SAN PABLO (KPIX) — Seniors are surely the most vulnerable population when it comes to the coronavirus. Yet more than a dozen elderly residents of the San Pablo Brookdale senior-living facility are being evicted.
“This was going to be my stairway to heaven. It’s turned into my corridor to hell,” said 73-year-old resident Vince Dunn.
Senior citizens at Brookdale aren’t just worried about where they’re going to live, they’re worried about where they’re going to die.
“I didn’t expect to have to move again and die somewhere else,” 82-year-old Carley Angell said.
They’re seniors living on a fixed income. Dunn is a former teacher living off his pension and Angell is a former nurse living off social security. They’re being evicted because Brookdale, the largest senior-living provider in the country, didn’t renew its lease in San Pablo. The owner of the building is determined to sell so everyone must be out by March 30.
“We have been working closely with the Department of Social Services since late fall 2019, when the landlord of the community told us they wanted to sell the building for an alternate use and directed us to close the building. Despite our requests that they continue operating the property as an assisted living community, they refused; instead, they continued with their mandate that we close the community to return the property to them unoccupied,” Brookdale said in a statement to KPIX.
Residents in San Pablo say they’re already vulnerable in this hot housing market. There’s nowhere they can afford to go at the same price. Dunn says his rent at Brookdale was $1,800/month and he has yet to find anywhere comparable for less than $3,000 a month. The global pandemic of coronavirus only adds to the confusion.
“Coronavirus has got us all scared,” Dunn said.
“We could probably legally be thrown out on the streets at the end of this month. That’s bad enough but to do it with this virus coming along is really scary,” Angell said.
The city of San Jose already imposed a moratorium on evictions during this global pandemic. Now seniors at Brookdale are asking Gov. Gavin Newsom to step in and extend that moratorium to the entire state. They’re gathering signatures on a petition hoping the governor will intervene.
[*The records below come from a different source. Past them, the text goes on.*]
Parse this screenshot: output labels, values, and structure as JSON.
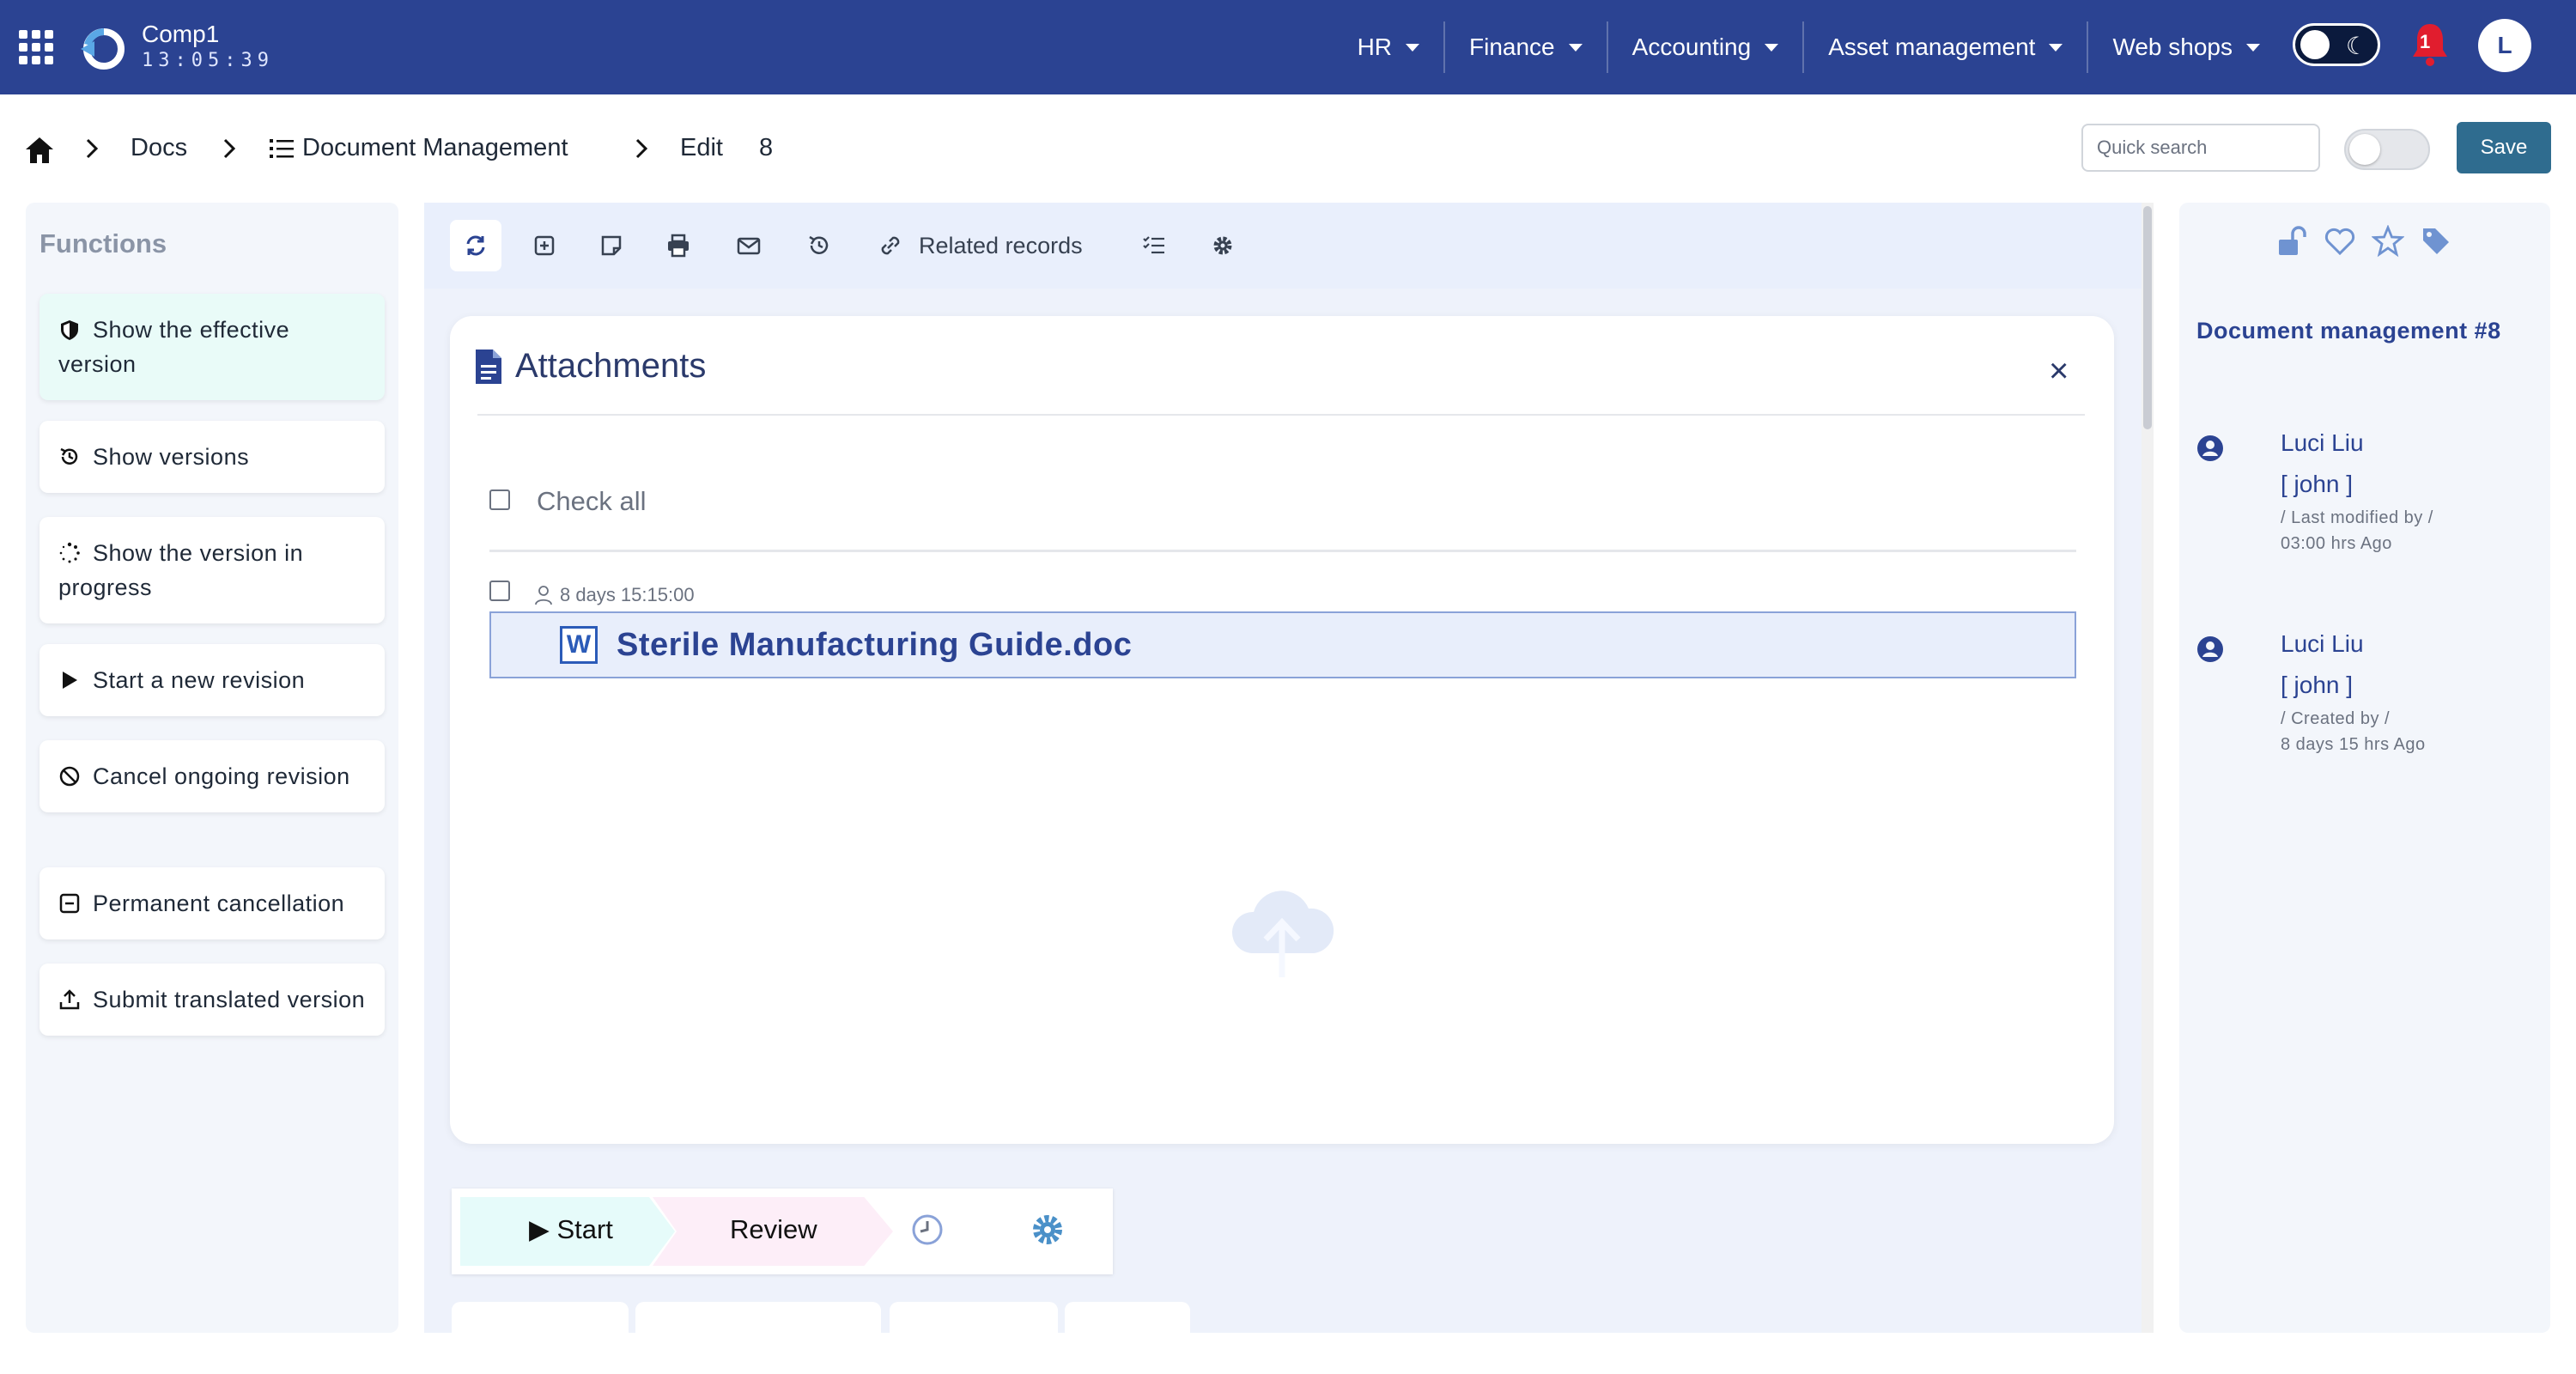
{
  "topbar": {
    "brand_name": "Comp1",
    "clock": "13:05:39",
    "menu": [
      "HR",
      "Finance",
      "Accounting",
      "Asset management",
      "Web shops"
    ],
    "notification_count": "1",
    "avatar_initial": "L"
  },
  "breadcrumb": {
    "docs": "Docs",
    "module": "Document Management",
    "edit": "Edit",
    "record_id": "8"
  },
  "header_actions": {
    "quick_search_placeholder": "Quick search",
    "save_label": "Save"
  },
  "functions": {
    "title": "Functions",
    "items": [
      {
        "label": "Show the effective version",
        "icon": "shield-icon"
      },
      {
        "label": "Show versions",
        "icon": "history-icon"
      },
      {
        "label": "Show the version in progress",
        "icon": "spinner-icon"
      },
      {
        "label": "Start a new revision",
        "icon": "play-icon"
      },
      {
        "label": "Cancel ongoing revision",
        "icon": "ban-icon"
      },
      {
        "label": "Permanent cancellation",
        "icon": "minus-square-icon"
      },
      {
        "label": "Submit translated version",
        "icon": "upload-icon"
      }
    ]
  },
  "toolbar": {
    "related_records": "Related records"
  },
  "attachments": {
    "title": "Attachments",
    "close": "×",
    "check_all": "Check all",
    "files": [
      {
        "meta": "8 days 15:15:00",
        "name": "Sterile Manufacturing Guide.doc",
        "type_badge": "W"
      }
    ]
  },
  "workflow": {
    "start": "▶ Start",
    "review": "Review"
  },
  "record_panel": {
    "title": "Document management #8",
    "entries": [
      {
        "name": "Luci Liu",
        "user": "[ john ]",
        "meta1": "/ Last modified by /",
        "meta2": "03:00 hrs Ago"
      },
      {
        "name": "Luci Liu",
        "user": "[ john ]",
        "meta1": "/ Created by /",
        "meta2": "8 days 15 hrs Ago"
      }
    ]
  },
  "colors": {
    "navbar": "#2b4392",
    "save_button": "#2f6c8f",
    "accent_text": "#2b4392",
    "active_function": "#e9fbf8"
  }
}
“Especially while this coronavirus is going on it would be criminal to ask us to leave,” Angell said.
Brookdale says it wants to work with tenants and that options were offered but Dunn and Angell say those options were either too expensive or too far away from family. At their age, they know they don’t have forever and the pandemic is causing them to panic.
“It’s terrible, I’m anxious I’m frightened and I have more than one reason to be frightened,” Angell said.
The full statement from Brookdale:
“At this time, Brookdale is devoting significant time and resources to address the COVID-19 pandemic to provide for the health and welfare of our residents. Our local, regional and corporate staff are dedicated to implementing measures that best protect our residents.
We have been working closely with the Department of Social Services since late fall 2019, when the landlord of the community told us they wanted to sell the building for an alternate use and directed us to close the building. Despite our requests that they continue operating the property as an assisted living community, they refused; instead, they continued with their mandate that we close the community to return the property to them unoccupied.
To assist our residents, we have offered several options, including but not limited to assistance with moving and honoring their current rent rates if they move to certain other area Brookdale communities. We continue to do our best to support our residents and we continue to go above and beyond to assist them in finding their new home before the landlord mandated closure deadline approaches. We can report that approximately 80% of our residents have relocated to new living options.
The health and wellbeing of our residents is our top priority and we will continue to work closely with the state regulatory agency and other governmental authorities to transition the remaining residents to their new homes while keeping their health and wellbeing in mind.”